Check out this really cool ABC News profile on a pre-moustache Sparky Lyle from 1972. Aside from its archival value, the clip is interesting for a couple of reasons: For one, there's the story's "The Yankees are good again" angle; in truth, the Yankees were a much better team in 1970, finishing 2nd in the AL East with a 93-69 record, though they still wound up 15 games behind the impressive Orioles. They would would only finish 4th in the strike-shortened '72 season with a 79-76 record, but they were at least "in the hunt" for a playoff berth until late September; and since, at this point, it had been eight years — a veritable eon for Yankee fans — since the franchise had even made it to the post-season (and ten since they'd won a World Series), the re-emergence of the Yanks as "winners" was newsworthy in itself.
The other thing that's interesting is that the term "Closer" isn't uttered anywhere in the piece, though that was clearly Sparky's role. Instead, he is referred to several times as "The Saver," because he's the one getting the "saves". The Save was a fairly new statistic in baseball at that time; invented by baseball writer Jerome Holtzman in 1960 as a way to measure a reliever's effectiveness, it didn't become an "official" stat until 1969. Sparky racked up a league-leading 35 of them in 1972, but the way he went about it was far different than today's pampered, "only bring me in if there's a save opportunity" closers.

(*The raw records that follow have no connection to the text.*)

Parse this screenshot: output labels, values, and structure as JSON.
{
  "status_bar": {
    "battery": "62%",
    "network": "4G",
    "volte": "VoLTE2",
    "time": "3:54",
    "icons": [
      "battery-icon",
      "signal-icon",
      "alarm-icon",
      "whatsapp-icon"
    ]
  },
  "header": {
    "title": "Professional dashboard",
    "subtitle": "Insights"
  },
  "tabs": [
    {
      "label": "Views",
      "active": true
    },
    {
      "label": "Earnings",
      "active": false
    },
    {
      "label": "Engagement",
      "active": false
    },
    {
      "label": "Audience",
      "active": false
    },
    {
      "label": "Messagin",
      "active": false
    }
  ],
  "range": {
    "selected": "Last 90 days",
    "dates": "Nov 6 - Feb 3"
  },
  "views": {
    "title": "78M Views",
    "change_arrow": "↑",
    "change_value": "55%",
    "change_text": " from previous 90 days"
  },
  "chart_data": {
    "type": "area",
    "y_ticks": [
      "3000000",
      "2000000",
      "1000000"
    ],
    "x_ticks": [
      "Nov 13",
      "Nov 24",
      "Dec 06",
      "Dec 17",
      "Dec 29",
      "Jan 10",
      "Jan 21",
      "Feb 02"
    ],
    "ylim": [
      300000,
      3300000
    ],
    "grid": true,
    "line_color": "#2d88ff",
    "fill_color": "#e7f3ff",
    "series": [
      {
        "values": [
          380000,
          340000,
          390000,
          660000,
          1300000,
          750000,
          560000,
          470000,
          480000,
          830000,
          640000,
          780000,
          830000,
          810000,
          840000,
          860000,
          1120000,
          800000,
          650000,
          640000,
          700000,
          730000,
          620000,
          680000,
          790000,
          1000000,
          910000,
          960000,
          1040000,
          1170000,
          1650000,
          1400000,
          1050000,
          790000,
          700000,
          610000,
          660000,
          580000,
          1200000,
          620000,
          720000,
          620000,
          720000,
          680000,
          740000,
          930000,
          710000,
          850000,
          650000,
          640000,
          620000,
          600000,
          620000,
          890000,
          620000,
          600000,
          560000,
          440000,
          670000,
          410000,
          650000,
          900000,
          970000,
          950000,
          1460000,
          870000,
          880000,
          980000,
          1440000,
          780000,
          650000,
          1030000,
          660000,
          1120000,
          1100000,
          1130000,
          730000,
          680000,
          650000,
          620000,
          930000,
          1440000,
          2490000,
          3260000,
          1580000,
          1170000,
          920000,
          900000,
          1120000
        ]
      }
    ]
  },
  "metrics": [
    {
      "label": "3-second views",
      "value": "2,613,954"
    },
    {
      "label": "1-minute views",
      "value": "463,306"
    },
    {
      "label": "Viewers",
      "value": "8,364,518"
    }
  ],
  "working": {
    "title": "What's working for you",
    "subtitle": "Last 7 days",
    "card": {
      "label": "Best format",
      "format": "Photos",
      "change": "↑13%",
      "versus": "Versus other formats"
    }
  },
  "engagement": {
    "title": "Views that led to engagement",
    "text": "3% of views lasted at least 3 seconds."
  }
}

It wasn't uncommon for Sparky to pitch three or even more innngs to close out a game and get the save; in 59 appearances in 1972, he threw 107.2 innings. Hell, in one 1972 game, a 18-10 extra innings victory over the White Sox on June 3, Sparky pitched FIVE scoreless innings, keeping his team in the game until they exploded for eight runs in the 13th off of Bart Johnson. No save there for Sparky — he got the win.
The Save — and what qualifies as such — has gone through multiple headache-inducing permutations since 1969, none of which are worth going into here. Suffice to say that both the stat and the relievers who rack them up are much different animals now than they were in the 70s. And suffice to say that I miss the days when a fireman would battle his way to the end of a tough game, rather than just waltzing in at the top of the 9th with the bases empty and a three-run lead. Salut, Sparky!